Nobel Peace Prize-winning freedom fighter Aung San Suu Kyi has encouraged the Australian government to look beyond bolstering relations with “whoever happens to be in power at the moment” in countries including her native Myanmar (Burma).
“After all, aren’t Australians supposed to be rather inclined to take risks?” Ms Suu Kyi said during her first visit to Australia, in which she also held talks with Prime Minister Tony Abbott on human rights, aid and democracy.
Mr Abbott told reporters after meeting Ms Suu Kyi in Canberra on Thursday she was an “icon of democracy”.
“She has suffered for her country, she has suffered for her belief in democratic freedoms,” he said at a joint media conference.
“It’s certainly good to have you here as now someone who is able to travel and to be in your parliament.”
Earlier on Thursday Ms Suu Kyi was in Sydney where she called on foreign governments to take a long-term view of her country as it worked to shed the vestiges of a brutal military regime.
While she understood the impulse for governments was to try to bolster relations with entrenched power, the smart money was on her pro-democracy party.
“I think many governments, not just the Australian government, generally like to get on with whoever happens to be in power at the moment,” she told an audience at the Lowy Institute.
“But as I said, it’s better to look to the long run.”
Ms Suu Kyi urged foreign investors to consider the good of her country, which has recently allowed elections.
“I know that when business invest they invest because they expect to make a profit,” she said.
“(But) you cannot divorce economics from politics, and I would like Australians investing in Burma to promote the right kind of political policies – that our country as well as their business might prosper.”
The National League for Democracy leader was under house arrest in Myanmar for most of the period from July 1989 to November 2010 and is running for president in 2015.
Ms Suu Kyi said the people of Myanmar shared Australians’ aspirations and it was important that international pressure remained to achieve constitutional change in her country.
“We all want peace, we all want security, we all want freedom,” she told reporters.
“What we hope to get for democracy in Burma (Myanmar) is a healthy balance between freedom and security.”
Mr Abbott said he understood some of the “exhilarations and frustrations” of being an opposition leader, having been one for the past four years until the September election.

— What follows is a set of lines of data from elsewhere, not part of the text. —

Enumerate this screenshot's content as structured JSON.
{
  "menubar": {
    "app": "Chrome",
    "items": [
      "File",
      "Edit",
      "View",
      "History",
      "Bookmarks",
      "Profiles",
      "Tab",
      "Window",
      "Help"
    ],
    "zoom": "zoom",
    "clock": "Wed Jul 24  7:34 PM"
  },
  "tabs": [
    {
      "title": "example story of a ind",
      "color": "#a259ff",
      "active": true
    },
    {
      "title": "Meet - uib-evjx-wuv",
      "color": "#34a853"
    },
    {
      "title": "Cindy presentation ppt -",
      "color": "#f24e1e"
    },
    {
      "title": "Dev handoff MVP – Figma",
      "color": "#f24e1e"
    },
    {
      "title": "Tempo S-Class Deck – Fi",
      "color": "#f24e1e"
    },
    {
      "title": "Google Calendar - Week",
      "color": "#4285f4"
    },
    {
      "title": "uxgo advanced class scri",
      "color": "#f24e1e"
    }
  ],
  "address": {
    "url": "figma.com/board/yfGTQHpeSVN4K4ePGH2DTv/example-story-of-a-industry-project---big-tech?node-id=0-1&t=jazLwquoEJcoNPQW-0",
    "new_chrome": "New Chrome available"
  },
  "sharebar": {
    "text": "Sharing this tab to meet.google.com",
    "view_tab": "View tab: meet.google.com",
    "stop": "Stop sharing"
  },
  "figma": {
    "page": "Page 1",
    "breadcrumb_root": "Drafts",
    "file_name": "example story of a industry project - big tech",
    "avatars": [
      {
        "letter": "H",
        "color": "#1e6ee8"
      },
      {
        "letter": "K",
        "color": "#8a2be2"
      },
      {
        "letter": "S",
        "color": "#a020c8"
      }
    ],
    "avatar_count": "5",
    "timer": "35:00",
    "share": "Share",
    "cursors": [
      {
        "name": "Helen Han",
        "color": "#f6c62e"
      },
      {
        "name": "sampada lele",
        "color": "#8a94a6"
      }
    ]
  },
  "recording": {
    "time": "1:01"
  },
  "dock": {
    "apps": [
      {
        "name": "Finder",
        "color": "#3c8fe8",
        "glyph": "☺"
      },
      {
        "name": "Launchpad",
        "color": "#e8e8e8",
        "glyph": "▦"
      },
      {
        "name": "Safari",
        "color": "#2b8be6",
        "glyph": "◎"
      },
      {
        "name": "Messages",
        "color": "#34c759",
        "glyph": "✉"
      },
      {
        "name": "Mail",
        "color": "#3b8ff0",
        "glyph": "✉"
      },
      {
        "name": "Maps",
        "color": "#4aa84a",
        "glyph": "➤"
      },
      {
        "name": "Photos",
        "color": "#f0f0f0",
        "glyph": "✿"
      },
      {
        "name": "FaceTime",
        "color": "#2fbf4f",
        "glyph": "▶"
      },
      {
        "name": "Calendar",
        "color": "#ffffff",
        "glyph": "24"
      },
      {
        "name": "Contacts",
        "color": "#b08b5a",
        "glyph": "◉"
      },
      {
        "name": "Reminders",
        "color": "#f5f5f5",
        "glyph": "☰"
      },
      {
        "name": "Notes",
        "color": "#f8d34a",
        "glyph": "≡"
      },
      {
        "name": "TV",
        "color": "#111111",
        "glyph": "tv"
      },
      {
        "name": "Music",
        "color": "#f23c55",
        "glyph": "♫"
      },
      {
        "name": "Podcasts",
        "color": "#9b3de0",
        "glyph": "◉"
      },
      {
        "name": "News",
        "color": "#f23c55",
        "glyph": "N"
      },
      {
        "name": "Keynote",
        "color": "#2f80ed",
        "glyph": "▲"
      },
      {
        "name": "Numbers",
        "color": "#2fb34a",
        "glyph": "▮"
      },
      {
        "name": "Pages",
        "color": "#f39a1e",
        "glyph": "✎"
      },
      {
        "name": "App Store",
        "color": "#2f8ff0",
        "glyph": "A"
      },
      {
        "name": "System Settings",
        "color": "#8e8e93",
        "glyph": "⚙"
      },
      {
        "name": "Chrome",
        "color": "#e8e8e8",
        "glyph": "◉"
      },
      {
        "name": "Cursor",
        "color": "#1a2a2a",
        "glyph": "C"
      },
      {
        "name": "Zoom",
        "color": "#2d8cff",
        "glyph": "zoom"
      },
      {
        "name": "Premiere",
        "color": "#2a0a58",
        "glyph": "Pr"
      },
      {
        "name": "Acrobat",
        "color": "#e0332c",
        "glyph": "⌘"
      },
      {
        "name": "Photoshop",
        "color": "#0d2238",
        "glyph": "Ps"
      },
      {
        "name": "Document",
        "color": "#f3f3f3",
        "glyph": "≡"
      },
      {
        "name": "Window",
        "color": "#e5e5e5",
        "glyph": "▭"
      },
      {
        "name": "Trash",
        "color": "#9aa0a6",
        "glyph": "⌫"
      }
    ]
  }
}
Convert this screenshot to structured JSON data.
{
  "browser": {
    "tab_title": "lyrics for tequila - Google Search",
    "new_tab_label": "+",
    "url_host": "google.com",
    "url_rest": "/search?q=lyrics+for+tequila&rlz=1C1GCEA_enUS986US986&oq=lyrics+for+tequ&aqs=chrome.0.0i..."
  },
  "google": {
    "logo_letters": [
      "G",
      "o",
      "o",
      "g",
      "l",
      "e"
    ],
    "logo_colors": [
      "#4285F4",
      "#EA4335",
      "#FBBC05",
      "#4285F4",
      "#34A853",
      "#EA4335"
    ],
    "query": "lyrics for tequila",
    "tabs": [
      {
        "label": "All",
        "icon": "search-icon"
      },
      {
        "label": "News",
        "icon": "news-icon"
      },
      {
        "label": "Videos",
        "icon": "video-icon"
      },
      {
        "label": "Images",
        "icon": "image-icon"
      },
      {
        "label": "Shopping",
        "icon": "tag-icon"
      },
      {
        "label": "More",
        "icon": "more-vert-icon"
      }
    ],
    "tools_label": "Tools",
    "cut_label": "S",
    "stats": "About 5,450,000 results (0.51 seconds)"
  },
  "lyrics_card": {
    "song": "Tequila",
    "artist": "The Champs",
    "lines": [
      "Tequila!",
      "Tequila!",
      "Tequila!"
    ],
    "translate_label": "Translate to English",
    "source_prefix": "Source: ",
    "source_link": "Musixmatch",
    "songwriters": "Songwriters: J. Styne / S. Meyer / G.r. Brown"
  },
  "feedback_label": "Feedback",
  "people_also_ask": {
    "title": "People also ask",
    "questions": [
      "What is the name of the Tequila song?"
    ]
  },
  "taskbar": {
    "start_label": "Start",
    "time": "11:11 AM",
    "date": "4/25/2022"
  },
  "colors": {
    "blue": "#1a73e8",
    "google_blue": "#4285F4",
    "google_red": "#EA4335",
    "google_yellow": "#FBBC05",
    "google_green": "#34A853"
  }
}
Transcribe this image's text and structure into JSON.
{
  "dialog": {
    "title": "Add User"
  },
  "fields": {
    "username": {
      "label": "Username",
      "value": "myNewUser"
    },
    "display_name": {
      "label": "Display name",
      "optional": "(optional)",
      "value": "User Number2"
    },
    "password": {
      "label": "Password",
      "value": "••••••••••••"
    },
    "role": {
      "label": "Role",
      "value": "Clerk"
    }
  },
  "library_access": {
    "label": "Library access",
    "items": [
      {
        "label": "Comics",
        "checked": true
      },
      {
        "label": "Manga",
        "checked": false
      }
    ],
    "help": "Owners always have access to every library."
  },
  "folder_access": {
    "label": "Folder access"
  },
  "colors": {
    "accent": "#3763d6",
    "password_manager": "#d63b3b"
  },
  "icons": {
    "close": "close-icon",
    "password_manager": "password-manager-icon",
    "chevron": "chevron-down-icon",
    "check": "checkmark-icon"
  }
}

“Let’s hope as time goes by for you in your country the exhilarations are greater and the frustrations are lesser.”